To install a paver walkway makes sure to remove all of the topsoil where the paver walkway will be located. Preferably remove about 6 inches of soil below the topsoil.

After removing the topsoil replace it with 3/4 inch angled crushed stone and compact it down. However, leave about 2 inches for packing a layer of sand on top of it. After adding the sand and compacting it you can then install the concrete pavers.

The best way to install the pavers to ensure they are level is to use two long PVC pipes that you bury into the sand on either side of the walkway. Then use a 2x4 or other straight edge and run it along the lengths of the PVC pipes. Make sure you check to make sure the 2x4 is level when it rests on the PVC pipes. Once you confirm it is level, then slide the 2x4 along the length of the PVC pipes. This will ensure a very flat and smooth surface for placing the pavers.

Install all of the pavers that don't need cutting first. Then install the remaining cut pieces afterwards.

Once you've installed all the pavers then pour on top of it a polymeric jointing sand to lock the pavers into place.

Friday, December 26, 2014

Learn How to Install a Paver Walkway in This Video

I finally got around to editing and posting the video of my stone paver walkway project. I completed the project this past August and only found time today to finally document the work.

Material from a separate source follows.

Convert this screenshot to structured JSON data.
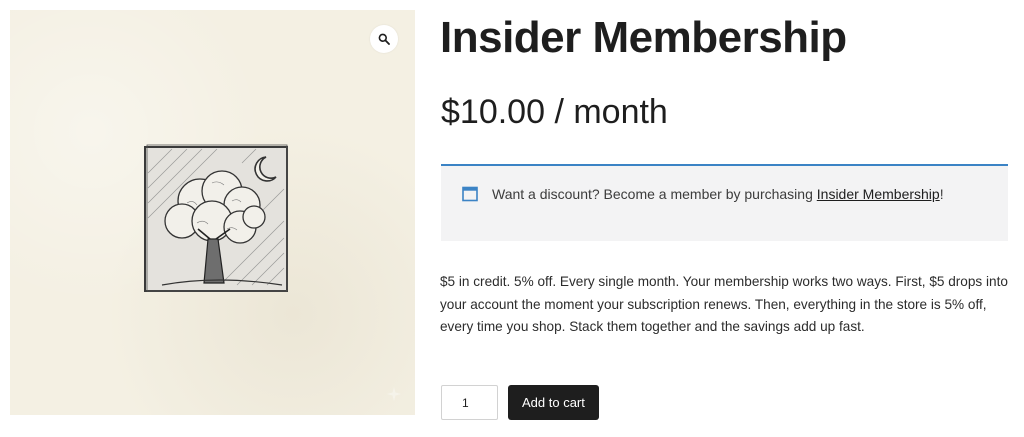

Hopefully this video will prove to you that you can install your own stone paver walkway, rather than hiring a contractor. I was able to install this walkway, which measures 3.5 feet in width and 25 feet in length for about $500. If you hire a contractor to install a similar size walkway expect to pay around $2K or more.

I dug down about 9 inches and installed 6 inches of 3/4 inch crushed stone and 3 inches of stone dust. I compacted the crushed stone and stone dust as I went along. Once the soil bed was prepped with material I screeded it and then placed the stone pavers. Lastly I brushed in polymeric jointing sand in-between the paver joints.

Friday, July 04, 2014

My New Canoe and Kayak Rack

Now I Can Keep My Canoe and Kayak off the Deck and Ground

 By Mark Donovan

This weekend I built a canoe and kayak rack for my lake house property. Prior to the rack I just left the kayak sitting on the deck and the canoe lying on the ground. Consequently the kayak took up precious room on the deck and the canoe was always dirty. Now they are neatly stacked and ready for use.

It cost me about $60 in material and about two hours of work. All I used was an eight foot length of 4”x6” pressure treated lumber for the side posts, a couple of 10 foot lengths of 2”x6”s, and two 10 foot long 1”x4”s, again all pressure treated. I used galvanized carriage bolts, along with nuts and washers, and a few deck screws to assemble it. The 2”x6” boards were used to form the legs and arms. The 1”x4”s were used for cross bracing to connect the two end posts together.

To ensure a rugged design I made lap joints on the 4”x6” end posts that the 2”x6” legs and arms mounted flush into.

I will be writing up a full description of the construction of my canoe and kayak rack, along with a short video, and will be posting them on So make sure to check it out. The article and video should be live on within the next week.